Cristina Serrato, the girlfriend of David Blow, who was seen among the group in the confrontation, also testified that she heard Nondorf uttering racist slurs against Blacks the day before. Serrato and Blow were also staying at the motel and were getting ready to go to a concert that night before the fight erupted.
"She has night blindness and was not wearing her glasses," Madera said of Serrato. She had also done some cocaine that night, the prosecutor added.
"An abundance of things she said happened did not," the prosecutor said of Serrato, who testified under immunity.
Serrato testified Nondorf said "stay away from my car," and she heard Dunlap reply, "My bad."
Serrato also testified that Calvillo also said the "N-word" during the conflict.
"She said there was profanity and racial slurs on both sides," Madera said.
Serrato also said she heard Nondorf say something about being a "grand dragon," a reference to the Ku Klux Klan.
"Her testimony about the gun was all over the place," Madera said. "She said she saw Mr. Dunlap and the victim fighting over the bat. We didn't see that in the video."
Serrato also claimed she saw Nondorf with the bat over his head, poised to attack before he was shot, Madera said.
"But we know that didn't happen. Nothing near that ever happened," Madera said.
Madera argued it was a case of first-degree murder.
"When you shoot someone in the face you intend to kill them," Madera said.
The prosecutor argued that everything Nondorf owned was in the room and that he had a right to protect his belongings with the bat.
"Let's say for the sake of argument he was swinging that bat like mad," Madera said. "(Dunlap) was in no danger to anyone who stayed out of (Nondorf's) home."
She disputed Dunlap's claim of self-defense.
"That's not standing your ground -- that's revenge," Madera said of the motivation to shoot Nondorf.
Nondorf "decided he brought a pee wee bat to a gun fight so he withdrew" before he was shot, Madera said.
Madera said police never recovered the gun used in the shooting.
During his closing argument, Talley re-enacted much of the dispute with the blood-spattered bat, arguing that the stains on it show it had to be held aloft at the time Nondorf was shot.
"In what sense is Mr. Nondorf a victim," Talley said. "He provokes a fight, he introduces lethal force when he brings a bat out."
Dunlap "gets to shoot a guy charging him with a bat," Talley argued.
Talley also argued that Calvillo was lying when she said she was trying to call police and had her back turned when Nondorf was shot.
Calvillo's testimony was "almost nothing but lies," Talley argued.
Talley also disputed the "false equivalency" of the racial slurs. He said the "N-word" is a "loaded word with a lot of history of violence behind it."

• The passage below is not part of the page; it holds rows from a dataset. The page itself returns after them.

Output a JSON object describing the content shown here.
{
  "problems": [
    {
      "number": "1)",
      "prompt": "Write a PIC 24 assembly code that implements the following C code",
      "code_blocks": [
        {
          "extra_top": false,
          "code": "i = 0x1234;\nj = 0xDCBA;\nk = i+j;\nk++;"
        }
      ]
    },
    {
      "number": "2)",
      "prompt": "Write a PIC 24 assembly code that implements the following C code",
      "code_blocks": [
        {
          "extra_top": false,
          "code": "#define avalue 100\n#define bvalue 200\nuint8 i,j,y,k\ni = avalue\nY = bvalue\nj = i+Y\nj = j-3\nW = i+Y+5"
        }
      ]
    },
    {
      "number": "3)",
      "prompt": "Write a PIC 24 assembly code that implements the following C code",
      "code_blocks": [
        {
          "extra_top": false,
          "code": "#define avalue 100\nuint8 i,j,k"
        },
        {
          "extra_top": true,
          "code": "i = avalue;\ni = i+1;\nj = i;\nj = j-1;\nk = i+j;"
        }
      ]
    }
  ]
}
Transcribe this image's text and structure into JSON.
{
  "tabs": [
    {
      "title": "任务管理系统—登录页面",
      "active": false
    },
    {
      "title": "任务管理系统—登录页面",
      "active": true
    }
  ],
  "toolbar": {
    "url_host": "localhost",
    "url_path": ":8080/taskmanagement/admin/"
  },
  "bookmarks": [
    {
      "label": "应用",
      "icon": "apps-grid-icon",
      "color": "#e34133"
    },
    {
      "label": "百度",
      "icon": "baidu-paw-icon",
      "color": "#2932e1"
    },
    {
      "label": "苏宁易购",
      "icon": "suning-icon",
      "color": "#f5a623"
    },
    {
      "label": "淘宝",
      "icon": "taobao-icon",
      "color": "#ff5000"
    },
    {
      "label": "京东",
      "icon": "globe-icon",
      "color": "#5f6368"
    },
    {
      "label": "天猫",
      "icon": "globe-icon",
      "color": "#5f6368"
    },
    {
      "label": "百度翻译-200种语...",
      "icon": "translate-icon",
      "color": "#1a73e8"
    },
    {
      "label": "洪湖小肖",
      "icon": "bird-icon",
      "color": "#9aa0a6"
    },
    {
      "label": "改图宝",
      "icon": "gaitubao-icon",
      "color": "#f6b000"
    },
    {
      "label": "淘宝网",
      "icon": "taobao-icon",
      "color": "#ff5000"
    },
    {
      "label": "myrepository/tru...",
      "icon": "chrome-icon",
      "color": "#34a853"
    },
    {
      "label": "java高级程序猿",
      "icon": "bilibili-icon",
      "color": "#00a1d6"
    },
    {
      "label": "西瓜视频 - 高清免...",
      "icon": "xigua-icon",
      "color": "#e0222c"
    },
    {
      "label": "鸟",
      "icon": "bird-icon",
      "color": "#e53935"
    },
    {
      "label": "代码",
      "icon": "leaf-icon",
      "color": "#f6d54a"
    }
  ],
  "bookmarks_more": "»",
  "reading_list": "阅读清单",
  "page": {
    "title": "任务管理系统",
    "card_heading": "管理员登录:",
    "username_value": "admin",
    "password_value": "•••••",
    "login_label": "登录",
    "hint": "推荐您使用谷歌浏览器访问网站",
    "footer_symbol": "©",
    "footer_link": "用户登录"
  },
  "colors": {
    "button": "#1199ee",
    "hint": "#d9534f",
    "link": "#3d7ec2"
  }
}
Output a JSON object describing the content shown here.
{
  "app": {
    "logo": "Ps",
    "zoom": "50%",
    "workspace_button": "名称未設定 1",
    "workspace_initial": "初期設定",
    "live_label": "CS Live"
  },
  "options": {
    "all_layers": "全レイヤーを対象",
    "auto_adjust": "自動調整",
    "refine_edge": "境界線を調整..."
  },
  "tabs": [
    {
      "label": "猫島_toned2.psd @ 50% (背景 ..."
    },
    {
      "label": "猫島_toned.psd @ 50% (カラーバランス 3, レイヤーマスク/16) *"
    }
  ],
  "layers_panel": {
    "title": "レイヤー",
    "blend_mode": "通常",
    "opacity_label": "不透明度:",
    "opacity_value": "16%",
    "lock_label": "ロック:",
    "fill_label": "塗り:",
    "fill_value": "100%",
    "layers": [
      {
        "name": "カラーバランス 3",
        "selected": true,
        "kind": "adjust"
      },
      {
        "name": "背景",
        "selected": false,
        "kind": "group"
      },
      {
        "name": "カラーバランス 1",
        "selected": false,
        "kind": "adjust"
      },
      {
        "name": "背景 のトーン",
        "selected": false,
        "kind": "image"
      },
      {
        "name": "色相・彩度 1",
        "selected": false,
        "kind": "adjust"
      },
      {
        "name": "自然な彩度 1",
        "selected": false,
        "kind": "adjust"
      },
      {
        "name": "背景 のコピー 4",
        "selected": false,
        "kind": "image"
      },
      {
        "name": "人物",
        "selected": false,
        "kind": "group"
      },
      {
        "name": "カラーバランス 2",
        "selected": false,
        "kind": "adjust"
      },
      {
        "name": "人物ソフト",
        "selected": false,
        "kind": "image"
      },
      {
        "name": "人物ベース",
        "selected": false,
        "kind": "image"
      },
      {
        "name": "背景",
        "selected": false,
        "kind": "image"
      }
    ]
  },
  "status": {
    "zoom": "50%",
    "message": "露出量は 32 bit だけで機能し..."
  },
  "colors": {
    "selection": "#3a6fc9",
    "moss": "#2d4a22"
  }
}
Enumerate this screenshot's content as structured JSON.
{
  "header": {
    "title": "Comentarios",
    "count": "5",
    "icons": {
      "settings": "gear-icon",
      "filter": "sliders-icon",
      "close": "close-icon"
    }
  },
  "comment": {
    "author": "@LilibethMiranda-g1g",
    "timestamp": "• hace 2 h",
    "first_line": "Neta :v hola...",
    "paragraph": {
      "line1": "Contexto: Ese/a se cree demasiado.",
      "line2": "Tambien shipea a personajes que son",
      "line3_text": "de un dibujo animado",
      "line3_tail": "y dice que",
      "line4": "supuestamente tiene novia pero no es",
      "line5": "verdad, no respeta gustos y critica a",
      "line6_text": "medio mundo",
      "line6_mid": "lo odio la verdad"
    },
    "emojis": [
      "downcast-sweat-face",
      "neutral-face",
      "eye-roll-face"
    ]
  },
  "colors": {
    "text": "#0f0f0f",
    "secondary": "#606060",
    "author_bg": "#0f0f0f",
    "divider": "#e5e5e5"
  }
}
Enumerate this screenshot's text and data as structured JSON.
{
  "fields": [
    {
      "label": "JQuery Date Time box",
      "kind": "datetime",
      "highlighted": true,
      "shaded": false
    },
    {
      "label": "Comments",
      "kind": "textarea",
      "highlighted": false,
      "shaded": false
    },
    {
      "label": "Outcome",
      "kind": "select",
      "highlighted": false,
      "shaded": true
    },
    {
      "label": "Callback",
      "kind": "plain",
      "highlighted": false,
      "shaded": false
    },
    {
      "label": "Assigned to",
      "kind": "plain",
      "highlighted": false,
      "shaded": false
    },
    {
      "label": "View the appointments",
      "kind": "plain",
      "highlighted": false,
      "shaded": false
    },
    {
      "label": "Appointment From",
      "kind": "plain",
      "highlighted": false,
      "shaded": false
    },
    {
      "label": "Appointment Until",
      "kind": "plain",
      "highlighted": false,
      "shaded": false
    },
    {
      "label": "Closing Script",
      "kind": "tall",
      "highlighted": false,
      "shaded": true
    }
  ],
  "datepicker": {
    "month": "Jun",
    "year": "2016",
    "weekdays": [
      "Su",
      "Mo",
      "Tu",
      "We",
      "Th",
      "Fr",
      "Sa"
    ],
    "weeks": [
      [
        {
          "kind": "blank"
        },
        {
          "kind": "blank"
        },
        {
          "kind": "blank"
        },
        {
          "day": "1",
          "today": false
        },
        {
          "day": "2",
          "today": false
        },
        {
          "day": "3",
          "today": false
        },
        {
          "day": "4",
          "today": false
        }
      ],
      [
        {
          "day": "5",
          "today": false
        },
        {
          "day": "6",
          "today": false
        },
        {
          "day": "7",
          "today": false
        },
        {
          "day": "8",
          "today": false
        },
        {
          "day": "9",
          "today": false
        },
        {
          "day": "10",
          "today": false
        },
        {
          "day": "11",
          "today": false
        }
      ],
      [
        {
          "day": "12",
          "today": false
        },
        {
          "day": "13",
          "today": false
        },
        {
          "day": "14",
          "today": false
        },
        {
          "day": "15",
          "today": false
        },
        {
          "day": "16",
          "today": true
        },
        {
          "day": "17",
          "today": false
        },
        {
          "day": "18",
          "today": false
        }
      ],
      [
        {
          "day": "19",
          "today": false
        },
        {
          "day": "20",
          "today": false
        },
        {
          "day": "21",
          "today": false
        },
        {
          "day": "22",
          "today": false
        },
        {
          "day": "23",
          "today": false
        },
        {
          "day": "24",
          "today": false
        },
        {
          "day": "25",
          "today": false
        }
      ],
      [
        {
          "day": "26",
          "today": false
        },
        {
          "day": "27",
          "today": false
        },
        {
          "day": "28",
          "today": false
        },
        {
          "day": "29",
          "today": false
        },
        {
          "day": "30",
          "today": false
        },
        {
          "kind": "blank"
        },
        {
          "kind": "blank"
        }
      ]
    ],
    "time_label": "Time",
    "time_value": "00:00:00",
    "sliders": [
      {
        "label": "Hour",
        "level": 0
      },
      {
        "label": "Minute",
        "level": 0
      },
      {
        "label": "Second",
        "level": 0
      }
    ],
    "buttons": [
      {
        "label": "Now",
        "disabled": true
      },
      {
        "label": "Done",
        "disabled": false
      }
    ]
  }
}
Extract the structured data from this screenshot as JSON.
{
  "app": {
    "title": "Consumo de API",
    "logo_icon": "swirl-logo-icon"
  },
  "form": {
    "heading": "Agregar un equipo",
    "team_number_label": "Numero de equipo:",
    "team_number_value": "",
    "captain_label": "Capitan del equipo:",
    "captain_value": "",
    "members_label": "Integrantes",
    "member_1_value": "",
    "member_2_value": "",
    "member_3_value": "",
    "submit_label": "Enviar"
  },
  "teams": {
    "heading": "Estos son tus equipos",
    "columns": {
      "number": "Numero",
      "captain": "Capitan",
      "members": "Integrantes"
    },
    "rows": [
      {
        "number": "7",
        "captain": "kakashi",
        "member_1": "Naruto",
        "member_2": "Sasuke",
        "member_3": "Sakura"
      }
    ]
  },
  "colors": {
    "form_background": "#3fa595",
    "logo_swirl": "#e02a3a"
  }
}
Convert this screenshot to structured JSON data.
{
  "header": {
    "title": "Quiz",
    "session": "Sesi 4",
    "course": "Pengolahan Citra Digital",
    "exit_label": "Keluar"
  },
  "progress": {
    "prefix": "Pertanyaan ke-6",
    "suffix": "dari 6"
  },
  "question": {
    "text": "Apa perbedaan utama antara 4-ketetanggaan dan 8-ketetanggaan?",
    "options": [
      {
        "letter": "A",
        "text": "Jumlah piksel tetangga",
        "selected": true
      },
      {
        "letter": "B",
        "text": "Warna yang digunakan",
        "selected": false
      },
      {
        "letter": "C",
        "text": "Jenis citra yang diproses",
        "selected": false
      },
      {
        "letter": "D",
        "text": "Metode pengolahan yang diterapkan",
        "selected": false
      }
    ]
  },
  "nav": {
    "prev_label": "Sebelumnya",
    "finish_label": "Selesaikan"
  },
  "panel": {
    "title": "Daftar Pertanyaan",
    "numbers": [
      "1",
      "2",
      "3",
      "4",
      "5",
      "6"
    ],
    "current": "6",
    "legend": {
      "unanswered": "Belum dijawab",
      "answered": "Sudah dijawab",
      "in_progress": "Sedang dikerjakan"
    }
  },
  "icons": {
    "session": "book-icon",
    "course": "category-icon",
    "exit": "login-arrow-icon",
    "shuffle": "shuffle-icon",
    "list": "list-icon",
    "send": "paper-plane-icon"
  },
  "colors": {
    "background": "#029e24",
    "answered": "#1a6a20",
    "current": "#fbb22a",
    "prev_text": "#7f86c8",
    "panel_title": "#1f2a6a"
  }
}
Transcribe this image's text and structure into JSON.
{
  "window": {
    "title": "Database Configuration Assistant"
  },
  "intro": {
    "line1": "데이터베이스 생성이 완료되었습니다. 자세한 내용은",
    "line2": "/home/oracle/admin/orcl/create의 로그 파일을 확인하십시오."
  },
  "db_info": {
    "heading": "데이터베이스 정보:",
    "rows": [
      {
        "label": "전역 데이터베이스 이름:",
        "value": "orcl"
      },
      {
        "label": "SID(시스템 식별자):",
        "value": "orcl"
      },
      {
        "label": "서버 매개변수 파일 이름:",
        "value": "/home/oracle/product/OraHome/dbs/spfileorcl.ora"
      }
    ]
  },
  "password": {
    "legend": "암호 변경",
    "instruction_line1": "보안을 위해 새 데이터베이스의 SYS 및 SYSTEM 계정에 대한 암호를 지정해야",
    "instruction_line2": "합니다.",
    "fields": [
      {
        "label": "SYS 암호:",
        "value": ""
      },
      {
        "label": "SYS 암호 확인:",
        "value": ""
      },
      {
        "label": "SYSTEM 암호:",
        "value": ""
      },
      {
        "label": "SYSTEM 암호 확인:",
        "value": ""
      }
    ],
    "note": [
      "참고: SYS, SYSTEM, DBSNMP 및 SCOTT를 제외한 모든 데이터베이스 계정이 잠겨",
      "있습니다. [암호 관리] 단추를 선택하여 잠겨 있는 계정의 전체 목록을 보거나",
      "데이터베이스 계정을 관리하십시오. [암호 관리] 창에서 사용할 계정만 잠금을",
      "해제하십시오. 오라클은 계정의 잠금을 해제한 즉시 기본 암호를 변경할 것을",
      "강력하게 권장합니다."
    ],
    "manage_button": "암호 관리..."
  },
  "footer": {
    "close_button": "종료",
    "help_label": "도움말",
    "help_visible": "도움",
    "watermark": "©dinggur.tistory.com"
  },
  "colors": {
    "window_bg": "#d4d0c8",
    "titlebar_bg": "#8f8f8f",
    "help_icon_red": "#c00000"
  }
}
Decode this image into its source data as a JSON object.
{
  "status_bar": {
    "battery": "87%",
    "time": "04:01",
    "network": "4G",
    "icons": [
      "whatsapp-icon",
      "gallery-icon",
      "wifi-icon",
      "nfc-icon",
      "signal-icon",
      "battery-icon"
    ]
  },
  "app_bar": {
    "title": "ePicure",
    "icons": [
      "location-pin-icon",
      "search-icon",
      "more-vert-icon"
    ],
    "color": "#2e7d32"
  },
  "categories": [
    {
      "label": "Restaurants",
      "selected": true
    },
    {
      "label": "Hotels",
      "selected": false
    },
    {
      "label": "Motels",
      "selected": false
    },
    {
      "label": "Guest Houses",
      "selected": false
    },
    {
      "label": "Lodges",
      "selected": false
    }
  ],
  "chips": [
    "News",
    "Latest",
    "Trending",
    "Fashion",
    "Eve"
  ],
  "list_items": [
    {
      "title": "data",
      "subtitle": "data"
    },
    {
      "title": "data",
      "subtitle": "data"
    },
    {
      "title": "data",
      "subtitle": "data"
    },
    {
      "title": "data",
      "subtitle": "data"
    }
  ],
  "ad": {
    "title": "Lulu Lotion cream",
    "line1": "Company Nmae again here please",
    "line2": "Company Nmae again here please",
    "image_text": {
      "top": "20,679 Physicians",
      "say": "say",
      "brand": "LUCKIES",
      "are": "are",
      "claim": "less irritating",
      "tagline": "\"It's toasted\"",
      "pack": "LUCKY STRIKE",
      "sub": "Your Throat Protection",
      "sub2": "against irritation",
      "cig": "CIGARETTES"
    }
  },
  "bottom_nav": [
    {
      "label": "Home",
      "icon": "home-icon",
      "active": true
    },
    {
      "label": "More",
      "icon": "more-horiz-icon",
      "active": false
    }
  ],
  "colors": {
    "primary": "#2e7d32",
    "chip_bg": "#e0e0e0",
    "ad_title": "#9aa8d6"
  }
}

Talley argued the video showed Nondorf's arm "coming out of the room" right before he was shot. He denied Madera's argument that Dunlap can be seen "punching into the room."
If Nondorf wanted to "protect (his) things then close your door," Talley said.
Talley argued Blow can be seen jumping back before shots were fired "because of the bat."
Talley asked the jurors to consider a role reversal and imagine a fictional white Chad Wentworth III shooting in self-defense after being attacked by a bat-wielding Black man at a fancy hotel in Laguna Niguel.
"Do you think Chad would be charged with murder?" Talley argued. "And can you imagine the howls of justice for Chad?"
Talley argued Madera has to "prove it's not self-defense. Are we really a color-blind society? Your vote will tell us a great deal about that."